In The Lady of Elche, lyrics ebb and flow across the page, reflecting the seaside environments they depict. Whether off the coast of Punta del Diablo in Uruguay, or floating amid a tumult in the Mediterranean, Berenguer’s poems are sonorous and dynamic and defined by strikingly sensual images (“each fig one obscene violaceous labium”). Often, Berenguer places an “Amanda” within her poems, as both a self-referential narrative technique, but also a way to crack open historical and societal trends in Uruguayan society. Other poems bridge intensely personal confrontations with near-hallucinatory visions, as in the closing lines of “June 24, Saint John’s Day”:
the cold dark night
laid a phosphorescent chrysalis
and four-leaf clovers grew
tiny torches of chlorophyll and fire
marking the Montevidean place
in the June solstice
where I flame and crackle
and freeze and am consumed
Many poems span multiple pages, and the verses build momentum across stanzas, only to release, reset, or disperse the accumulated energy. Throughout the book, a quiet violence underpins even otherwise intimate moments:
you and me sitting at the table
in the hall’s long belly
as if inside a napping crocodile
swampy between the stereo background sound
and plastic honeysuckle branches
the pistil of 9 a.m. light
filtered through its open mouth
and our teeth were also the teeth
of the animal
or of the firmament in its sapphire snap of jaws:
we fit one inside the others
like meshing gears
Translator Dykstra’s gift for imaginative interpretations imbue the book with a propulsive urgency. This edition also features an abundance of instructive paratext, including an image of the bust of La Dama de Elche herself in all its limestone glory, and “Notes on the Original Spanish Text”that are rich with philological excavation (she unearths a missing dedication to scholar and poet Luis Bravo, for example). An illuminating “Translator’s Note” explains how Dykstra adheres largely to Berengeur’s literal intentions, but occasionally she will employ “an unexpected register in order to draw out more of the sensory qualities within an English-language landscape: ‘rose’ instead of ‘pink, ‘violaceous’ where ‘purple’ might have done.” These insights add further dimensions to the work, new layers to appreciate.
The standout supplemental material is a fascinating essay, “On Names and Namelessness,” in which Dyskstra unpacks the subtitle to Berenguer’s collection: “The Vocable Is the Voyage.” Here, we learn how Berenguer prioritizes “the form of the word (vocable) over a set meaning,” how she subverts gender norms by placing “her self-portraits into space not traditionally available to women,” and reclaims colonial narratives by alternating the “centering and decentering of Spain.” Lastly, Dykstra details the historical significance of The Lady of Elche sculpture to Iberian identity, including the fact that “she” may not even be a woman, after all.

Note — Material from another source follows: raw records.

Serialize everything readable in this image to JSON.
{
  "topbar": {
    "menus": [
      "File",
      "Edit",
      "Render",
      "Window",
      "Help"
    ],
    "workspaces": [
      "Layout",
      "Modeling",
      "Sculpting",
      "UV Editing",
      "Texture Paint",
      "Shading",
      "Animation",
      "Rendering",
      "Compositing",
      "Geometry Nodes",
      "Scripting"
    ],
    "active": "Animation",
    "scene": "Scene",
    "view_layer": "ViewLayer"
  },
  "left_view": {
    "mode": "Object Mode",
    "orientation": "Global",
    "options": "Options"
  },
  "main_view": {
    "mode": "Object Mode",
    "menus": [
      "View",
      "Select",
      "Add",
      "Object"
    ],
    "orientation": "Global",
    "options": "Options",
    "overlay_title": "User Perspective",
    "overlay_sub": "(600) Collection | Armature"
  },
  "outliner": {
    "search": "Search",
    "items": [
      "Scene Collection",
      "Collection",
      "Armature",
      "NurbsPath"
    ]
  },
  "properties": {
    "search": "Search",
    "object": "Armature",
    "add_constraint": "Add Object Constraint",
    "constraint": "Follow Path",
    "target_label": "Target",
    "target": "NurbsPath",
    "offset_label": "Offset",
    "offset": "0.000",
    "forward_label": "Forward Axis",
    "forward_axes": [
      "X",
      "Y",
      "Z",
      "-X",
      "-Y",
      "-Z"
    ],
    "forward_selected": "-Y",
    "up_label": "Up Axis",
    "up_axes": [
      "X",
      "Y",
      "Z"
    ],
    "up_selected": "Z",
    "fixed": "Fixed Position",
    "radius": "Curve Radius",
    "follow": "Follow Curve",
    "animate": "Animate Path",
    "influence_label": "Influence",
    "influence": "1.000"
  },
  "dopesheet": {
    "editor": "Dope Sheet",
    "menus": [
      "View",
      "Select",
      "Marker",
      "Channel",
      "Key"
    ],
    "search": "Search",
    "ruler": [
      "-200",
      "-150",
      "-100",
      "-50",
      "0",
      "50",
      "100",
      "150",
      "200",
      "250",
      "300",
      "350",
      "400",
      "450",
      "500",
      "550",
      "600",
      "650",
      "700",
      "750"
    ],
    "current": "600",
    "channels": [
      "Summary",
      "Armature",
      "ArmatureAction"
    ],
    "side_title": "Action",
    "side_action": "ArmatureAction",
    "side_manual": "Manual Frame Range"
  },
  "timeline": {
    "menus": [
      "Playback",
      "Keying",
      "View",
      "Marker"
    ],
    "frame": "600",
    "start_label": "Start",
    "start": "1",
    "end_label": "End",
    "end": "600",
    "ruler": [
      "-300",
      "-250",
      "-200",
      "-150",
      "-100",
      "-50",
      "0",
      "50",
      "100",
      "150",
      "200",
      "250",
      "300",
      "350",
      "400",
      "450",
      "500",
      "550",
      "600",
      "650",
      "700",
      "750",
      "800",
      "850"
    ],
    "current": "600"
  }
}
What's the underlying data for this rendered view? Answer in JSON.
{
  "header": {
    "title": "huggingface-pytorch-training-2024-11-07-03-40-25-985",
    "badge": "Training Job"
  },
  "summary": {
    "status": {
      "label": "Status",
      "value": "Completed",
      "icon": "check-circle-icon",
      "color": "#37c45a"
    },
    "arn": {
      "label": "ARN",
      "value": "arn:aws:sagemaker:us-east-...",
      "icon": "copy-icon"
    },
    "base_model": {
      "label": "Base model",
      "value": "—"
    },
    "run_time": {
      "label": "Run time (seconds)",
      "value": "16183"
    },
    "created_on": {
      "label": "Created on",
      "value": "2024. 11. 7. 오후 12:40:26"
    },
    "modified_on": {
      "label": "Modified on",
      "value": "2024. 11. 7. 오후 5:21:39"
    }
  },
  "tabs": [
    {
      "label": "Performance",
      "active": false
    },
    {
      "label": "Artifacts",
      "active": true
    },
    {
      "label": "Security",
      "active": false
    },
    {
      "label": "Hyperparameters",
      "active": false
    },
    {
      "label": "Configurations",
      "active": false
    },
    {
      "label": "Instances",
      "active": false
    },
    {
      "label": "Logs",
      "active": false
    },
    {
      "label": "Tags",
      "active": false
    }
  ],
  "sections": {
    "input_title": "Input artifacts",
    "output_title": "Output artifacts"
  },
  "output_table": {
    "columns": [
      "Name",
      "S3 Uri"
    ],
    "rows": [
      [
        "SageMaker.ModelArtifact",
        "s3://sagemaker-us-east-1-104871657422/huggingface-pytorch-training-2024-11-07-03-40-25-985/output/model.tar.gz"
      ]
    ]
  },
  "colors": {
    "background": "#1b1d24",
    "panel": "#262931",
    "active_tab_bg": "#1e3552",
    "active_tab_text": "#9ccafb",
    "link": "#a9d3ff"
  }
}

The combined talents and efforts of poet and translator elevate an already admirable and praiseworthy project into an indispensable vessel of recovery for an unparalleled voice of the 20th and 21st centuries.
Diego Báez is a writer, educator, and abolitionist. He is the author of Yaguareté White (UAPress, 2024). Poems and book reviews have appeared online and in print, most recently at Freeman's, The Georgia Review, and Booklist. He lives in Chicago and teaches at the City Colleges.